Summary of Information to Look For:

  • Programmatic innovation and excellence
  • Evidence of being involved in the outside community
  • Accreditations – whether they be local, state, or national
  • Surveys from the state (including deficiencies)


Things to Avoid in a Senior Living Community

1.) Bad Patterns

Spotting bad patterns comes from devoting some time to reading online reviews. Yes, they can be biased one way or the other. And oftentimes, they can be jotted down in the heat of the moment, which means that they may not accurately reflect the community. However, it’s always possible that they might be. So if there’s a certain bad pattern present, don’t ignore it in the hopes that it can’t be as bad as described.

You’ll want to consider what the reviews are about and do some investigation. Are they referring to an individual staff member or the entire community? Get as much information as you can beforehand first, and then when you visit, get more clarification. Find out if any changes were made to address the issues in the reviews.


2.) Not Trusting Your Gut

Trust your gut feeling about the community. Don’t be bamboozled and distracted by fancy amenities or a polished sales pitch. Instead, observe the body language of residents, the feeling and atmosphere of the room, and the way the staff act when not noticing you. Something will either feel right or it won’t.


3.) Not Asking Questions

There are no stupid or invasive questions regarding safety, lifestyle, and care. If the pricing structure confuses you, get clarification. If you noticed a bad interaction between a resident and staff member, ask about it. There should always be full transparency from the community. If they are good, they will have patience and answer all your questions.

After asking the obvious questions, you can get more into detail by considering your personal routine or that of your loved one. For example, think about nutrition and meals, your favorite activities, chores like laundry, etc.


4.) Bad Location

The location you grew up in might not be ideal for retirement and may not have any assisted living apartments to your liking. Change can be a good thing, and it can definitely apply here. Don’t box yourself into one specific town, city, or state when searching for senior living.

When you visit new places, don’t just look at the facilities. Look at the surrounding areas too. For example, is there a fun downtown area nearby? What about nature spots with hiking trails, fishing areas, or views of the mountains? Whatever sounds like an adventure to you is a good bet once you’ve entered retirement.


5.) A Lack of Amenities

While focusing too much on amenities is a mistake to avoid, focusing too little on them can be a mistake as well. After all, if you have guests over, you’ll want to have something to show off to them. Thus, the more amenities there are, the more pleasant your overall retirement experience will be.

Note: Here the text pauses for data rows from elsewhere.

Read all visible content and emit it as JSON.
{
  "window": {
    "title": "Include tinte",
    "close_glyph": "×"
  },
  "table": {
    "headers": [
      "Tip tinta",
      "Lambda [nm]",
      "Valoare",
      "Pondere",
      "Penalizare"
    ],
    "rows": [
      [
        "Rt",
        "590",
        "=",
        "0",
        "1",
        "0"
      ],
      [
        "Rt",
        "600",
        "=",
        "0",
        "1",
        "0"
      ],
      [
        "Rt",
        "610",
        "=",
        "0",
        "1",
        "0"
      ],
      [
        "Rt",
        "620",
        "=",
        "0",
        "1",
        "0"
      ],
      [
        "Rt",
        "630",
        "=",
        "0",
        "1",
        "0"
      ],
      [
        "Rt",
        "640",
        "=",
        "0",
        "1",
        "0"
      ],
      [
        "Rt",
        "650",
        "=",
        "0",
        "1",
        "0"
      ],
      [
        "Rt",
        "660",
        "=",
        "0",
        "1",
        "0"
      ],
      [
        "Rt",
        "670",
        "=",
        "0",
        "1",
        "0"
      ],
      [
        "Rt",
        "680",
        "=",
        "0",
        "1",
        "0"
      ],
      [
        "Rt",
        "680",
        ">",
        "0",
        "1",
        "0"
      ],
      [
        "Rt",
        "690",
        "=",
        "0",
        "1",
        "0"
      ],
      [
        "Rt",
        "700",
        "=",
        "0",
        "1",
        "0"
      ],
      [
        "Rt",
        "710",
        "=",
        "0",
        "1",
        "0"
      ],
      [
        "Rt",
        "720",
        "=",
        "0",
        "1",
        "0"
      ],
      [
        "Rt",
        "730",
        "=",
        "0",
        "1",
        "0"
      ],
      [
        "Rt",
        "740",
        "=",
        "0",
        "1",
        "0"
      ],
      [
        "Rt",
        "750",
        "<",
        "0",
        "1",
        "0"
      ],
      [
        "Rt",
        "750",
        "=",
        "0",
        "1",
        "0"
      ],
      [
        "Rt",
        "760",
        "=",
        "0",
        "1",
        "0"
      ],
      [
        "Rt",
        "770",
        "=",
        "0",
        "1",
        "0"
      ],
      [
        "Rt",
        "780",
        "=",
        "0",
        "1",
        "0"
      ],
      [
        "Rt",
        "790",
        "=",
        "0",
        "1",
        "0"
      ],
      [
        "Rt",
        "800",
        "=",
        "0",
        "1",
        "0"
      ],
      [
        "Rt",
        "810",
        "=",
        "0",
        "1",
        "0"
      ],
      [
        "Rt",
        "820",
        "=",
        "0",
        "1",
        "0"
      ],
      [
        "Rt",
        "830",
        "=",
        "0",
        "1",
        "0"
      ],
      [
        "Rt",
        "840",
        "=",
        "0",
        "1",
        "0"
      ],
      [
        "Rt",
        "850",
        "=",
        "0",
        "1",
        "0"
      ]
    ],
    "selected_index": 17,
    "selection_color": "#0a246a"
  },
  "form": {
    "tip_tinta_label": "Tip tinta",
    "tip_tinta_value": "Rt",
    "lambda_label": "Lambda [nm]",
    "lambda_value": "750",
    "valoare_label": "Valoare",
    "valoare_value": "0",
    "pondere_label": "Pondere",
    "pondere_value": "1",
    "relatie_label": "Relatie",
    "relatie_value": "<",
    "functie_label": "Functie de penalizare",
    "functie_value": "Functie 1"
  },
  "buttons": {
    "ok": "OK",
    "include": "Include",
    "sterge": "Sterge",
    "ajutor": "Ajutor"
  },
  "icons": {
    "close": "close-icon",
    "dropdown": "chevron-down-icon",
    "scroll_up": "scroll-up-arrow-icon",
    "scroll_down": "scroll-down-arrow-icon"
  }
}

While many communities can sound impressive with a long list of amenities, those amenities might not be the same quality as those in other communities. For example, visitors may have food options, but they could be quite limited. If that’s the case, don’t be surprised that this same meager approach is also present in other areas. Likewise, if guests aren’t treated well, the same might be true for residents.